**YOUR OBJECTIVE:** Check every line below for the word "Metal" and show those that hold it.

**RECORDS SHOWN:**
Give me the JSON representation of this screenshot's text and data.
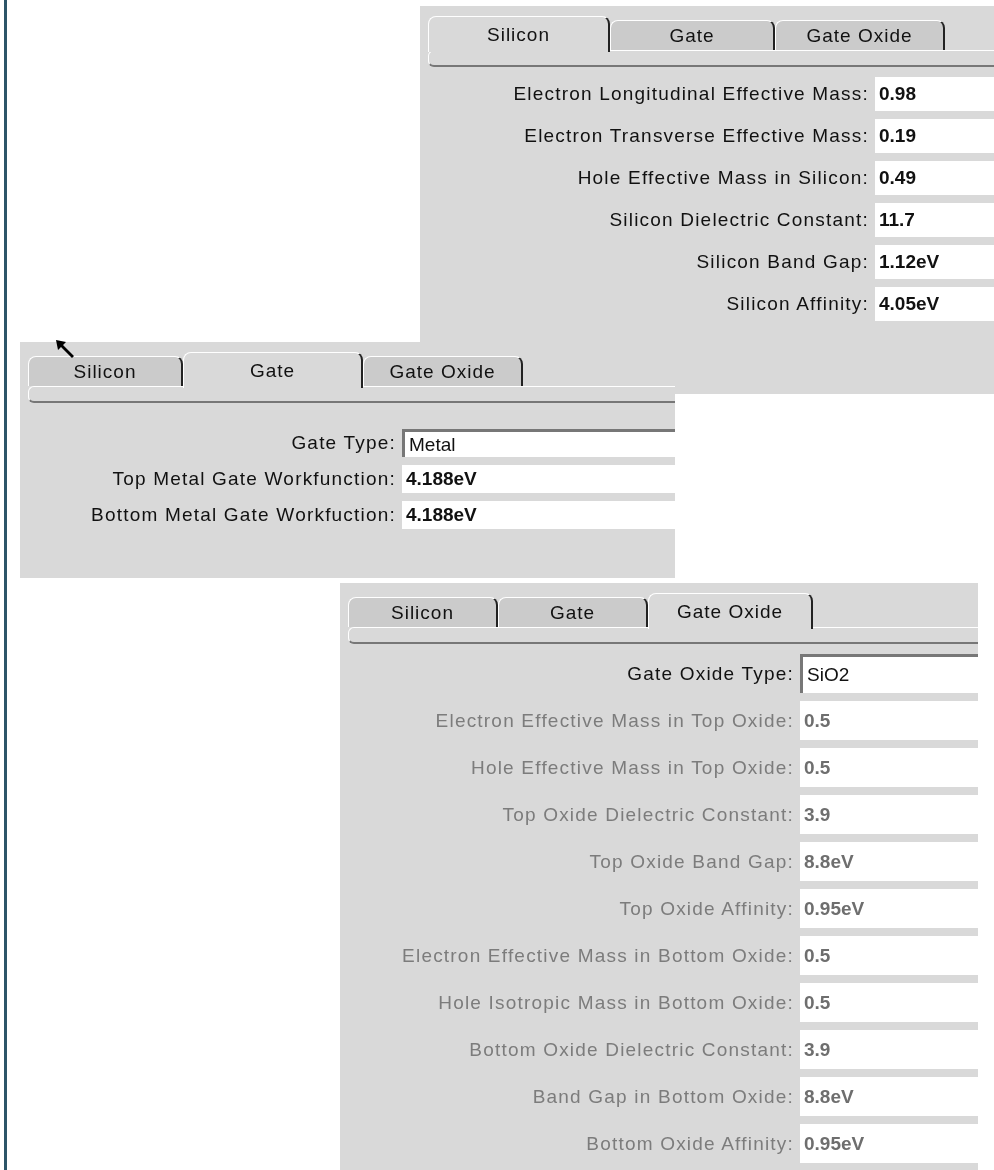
{
  "panels": [
    {
      "tabs": [
        {
          "label": "Silicon",
          "selected": true
        },
        {
          "label": "Gate",
          "selected": false
        },
        {
          "label": "Gate Oxide",
          "selected": false
        }
      ],
      "rows": [
        {
          "label": "Electron Longitudinal Effective Mass:",
          "value": "0.98",
          "kind": "value",
          "disabled": false
        },
        {
          "label": "Electron Transverse Effective Mass:",
          "value": "0.19",
          "kind": "value",
          "disabled": false
        },
        {
          "label": "Hole Effective Mass in Silicon:",
          "value": "0.49",
          "kind": "value",
          "disabled": false
        },
        {
          "label": "Silicon Dielectric Constant:",
          "value": "11.7",
          "kind": "value",
          "disabled": false
        },
        {
          "label": "Silicon Band Gap:",
          "value": "1.12eV",
          "kind": "value",
          "disabled": false
        },
        {
          "label": "Silicon Affinity:",
          "value": "4.05eV",
          "kind": "value",
          "disabled": false
        }
      ]
    },
    {
      "tabs": [
        {
          "label": "Silicon",
          "selected": false
        },
        {
          "label": "Gate",
          "selected": true
        },
        {
          "label": "Gate Oxide",
          "selected": false
        }
      ],
      "rows": [
        {
          "label": "Gate Type:",
          "value": "Metal",
          "kind": "input",
          "disabled": false
        },
        {
          "label": "Top Metal Gate Workfunction:",
          "value": "4.188eV",
          "kind": "value",
          "disabled": false
        },
        {
          "label": "Bottom Metal Gate Workfuction:",
          "value": "4.188eV",
          "kind": "value",
          "disabled": false
        }
      ]
    },
    {
      "tabs": [
        {
          "label": "Silicon",
          "selected": false
        },
        {
          "label": "Gate",
          "selected": false
        },
        {
          "label": "Gate Oxide",
          "selected": true
        }
      ],
      "rows": [
        {
          "label": "Gate Oxide Type:",
          "value": "SiO2",
          "kind": "input",
          "disabled": false
        },
        {
          "label": "Electron Effective Mass in Top Oxide:",
          "value": "0.5",
          "kind": "value",
          "disabled": true
        },
        {
          "label": "Hole Effective Mass in Top Oxide:",
          "value": "0.5",
          "kind": "value",
          "disabled": true
        },
        {
          "label": "Top Oxide Dielectric Constant:",
          "value": "3.9",
          "kind": "value",
          "disabled": true
        },
        {
          "label": "Top Oxide Band Gap:",
          "value": "8.8eV",
          "kind": "value",
          "disabled": true
        },
        {
          "label": "Top Oxide Affinity:",
          "value": "0.95eV",
          "kind": "value",
          "disabled": true
        },
        {
          "label": "Electron Effective Mass in Bottom Oxide:",
          "value": "0.5",
          "kind": "value",
          "disabled": true
        },
        {
          "label": "Hole Isotropic Mass in Bottom Oxide:",
          "value": "0.5",
          "kind": "value",
          "disabled": true
        },
        {
          "label": "Bottom Oxide Dielectric Constant:",
          "value": "3.9",
          "kind": "value",
          "disabled": true
        },
        {
          "label": "Band Gap in Bottom Oxide:",
          "value": "8.8eV",
          "kind": "value",
          "disabled": true
        },
        {
          "label": "Bottom Oxide Affinity:",
          "value": "0.95eV",
          "kind": "value",
          "disabled": true
        }
      ]
    }
  ]
}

**YOUR RESPONSE:**
          "value": "Metal",
          "label": "Top Metal Gate Workfunction:",
          "label": "Bottom Metal Gate Workfuction:",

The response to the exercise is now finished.